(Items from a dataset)
___

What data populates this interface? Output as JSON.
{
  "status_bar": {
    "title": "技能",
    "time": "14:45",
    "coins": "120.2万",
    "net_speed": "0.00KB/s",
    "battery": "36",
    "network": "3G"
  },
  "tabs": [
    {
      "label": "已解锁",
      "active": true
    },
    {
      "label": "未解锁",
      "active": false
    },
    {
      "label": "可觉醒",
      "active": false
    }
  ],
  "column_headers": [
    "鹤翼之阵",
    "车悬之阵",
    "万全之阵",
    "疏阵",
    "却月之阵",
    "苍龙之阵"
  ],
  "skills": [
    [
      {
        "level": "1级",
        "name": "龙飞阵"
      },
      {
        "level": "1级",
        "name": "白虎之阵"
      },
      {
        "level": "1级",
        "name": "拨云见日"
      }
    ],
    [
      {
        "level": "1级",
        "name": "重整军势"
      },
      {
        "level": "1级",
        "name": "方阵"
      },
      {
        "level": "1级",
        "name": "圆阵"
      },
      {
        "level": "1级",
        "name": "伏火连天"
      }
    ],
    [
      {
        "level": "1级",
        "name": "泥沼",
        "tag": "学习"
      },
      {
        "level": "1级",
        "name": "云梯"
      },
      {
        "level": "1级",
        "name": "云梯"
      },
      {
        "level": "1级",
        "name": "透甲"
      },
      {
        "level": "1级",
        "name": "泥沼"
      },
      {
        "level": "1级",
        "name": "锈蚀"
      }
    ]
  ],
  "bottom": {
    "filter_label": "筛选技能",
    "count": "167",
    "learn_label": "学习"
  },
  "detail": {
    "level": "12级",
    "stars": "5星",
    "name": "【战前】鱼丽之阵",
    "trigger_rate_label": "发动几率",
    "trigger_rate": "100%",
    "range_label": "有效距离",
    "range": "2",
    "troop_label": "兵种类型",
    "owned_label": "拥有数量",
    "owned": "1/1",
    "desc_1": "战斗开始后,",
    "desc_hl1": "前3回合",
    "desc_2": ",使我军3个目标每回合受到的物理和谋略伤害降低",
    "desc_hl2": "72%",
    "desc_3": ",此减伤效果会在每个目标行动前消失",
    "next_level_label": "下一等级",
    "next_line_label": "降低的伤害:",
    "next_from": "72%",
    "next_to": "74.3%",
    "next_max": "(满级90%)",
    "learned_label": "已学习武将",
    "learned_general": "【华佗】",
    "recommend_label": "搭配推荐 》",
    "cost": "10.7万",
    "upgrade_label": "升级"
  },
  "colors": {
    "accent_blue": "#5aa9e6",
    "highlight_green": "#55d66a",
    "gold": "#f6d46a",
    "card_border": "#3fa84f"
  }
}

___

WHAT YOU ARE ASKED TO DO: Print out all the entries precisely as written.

TASK RESULT:
What data populates this interface? Output as JSON.
{
  "status_bar": {
    "title": "技能",
    "time": "14:45",
    "coins": "120.2万",
    "net_speed": "0.00KB/s",
    "battery": "36",
    "network": "3G"
  },
  "tabs": [
    {
      "label": "已解锁",
      "active": true
    },
    {
      "label": "未解锁",
      "active": false
    },
    {
      "label": "可觉醒",
      "active": false
    }
  ],
  "column_headers": [
    "鹤翼之阵",
    "车悬之阵",
    "万全之阵",
    "疏阵",
    "却月之阵",
    "苍龙之阵"
  ],
  "skills": [
    [
      {
        "level": "1级",
        "name": "龙飞阵"
      },
      {
        "level": "1级",
        "name": "白虎之阵"
      },
      {
        "level": "1级",
        "name": "拨云见日"
      }
    ],
    [
      {
        "level": "1级",
        "name": "重整军势"
      },
      {
        "level": "1级",
        "name": "方阵"
      },
      {
        "level": "1级",
        "name": "圆阵"
      },
      {
        "level": "1级",
        "name": "伏火连天"
      }
    ],
    [
      {
        "level": "1级",
        "name": "泥沼",
        "tag": "学习"
      },
      {
        "level": "1级",
        "name": "云梯"
      },
      {
        "level": "1级",
        "name": "云梯"
      },
      {
        "level": "1级",
        "name": "透甲"
      },
      {
        "level": "1级",
        "name": "泥沼"
      },
      {
        "level": "1级",
        "name": "锈蚀"
      }
    ]
  ],
  "bottom": {
    "filter_label": "筛选技能",
    "count": "167",
    "learn_label": "学习"
  },
  "detail": {
    "level": "12级",
    "stars": "5星",
    "name": "【战前】鱼丽之阵",
    "trigger_rate_label": "发动几率",
    "trigger_rate": "100%",
    "range_label": "有效距离",
    "range": "2",
    "troop_label": "兵种类型",
    "owned_label": "拥有数量",
    "owned": "1/1",
    "desc_1": "战斗开始后,",
    "desc_hl1": "前3回合",
    "desc_2": ",使我军3个目标每回合受到的物理和谋略伤害降低",
    "desc_hl2": "72%",
    "desc_3": ",此减伤效果会在每个目标行动前消失",
    "next_level_label": "下一等级",
    "next_line_label": "降低的伤害:",
    "next_from": "72%",
    "next_to": "74.3%",
    "next_max": "(满级90%)",
    "learned_label": "已学习武将",
    "learned_general": "【华佗】",
    "recommend_label": "搭配推荐 》",
    "cost": "10.7万",
    "upgrade_label": "升级"
  },
  "colors": {
    "accent_blue": "#5aa9e6",
    "highlight_green": "#55d66a",
    "gold": "#f6d46a",
    "card_border": "#3fa84f"
  }
}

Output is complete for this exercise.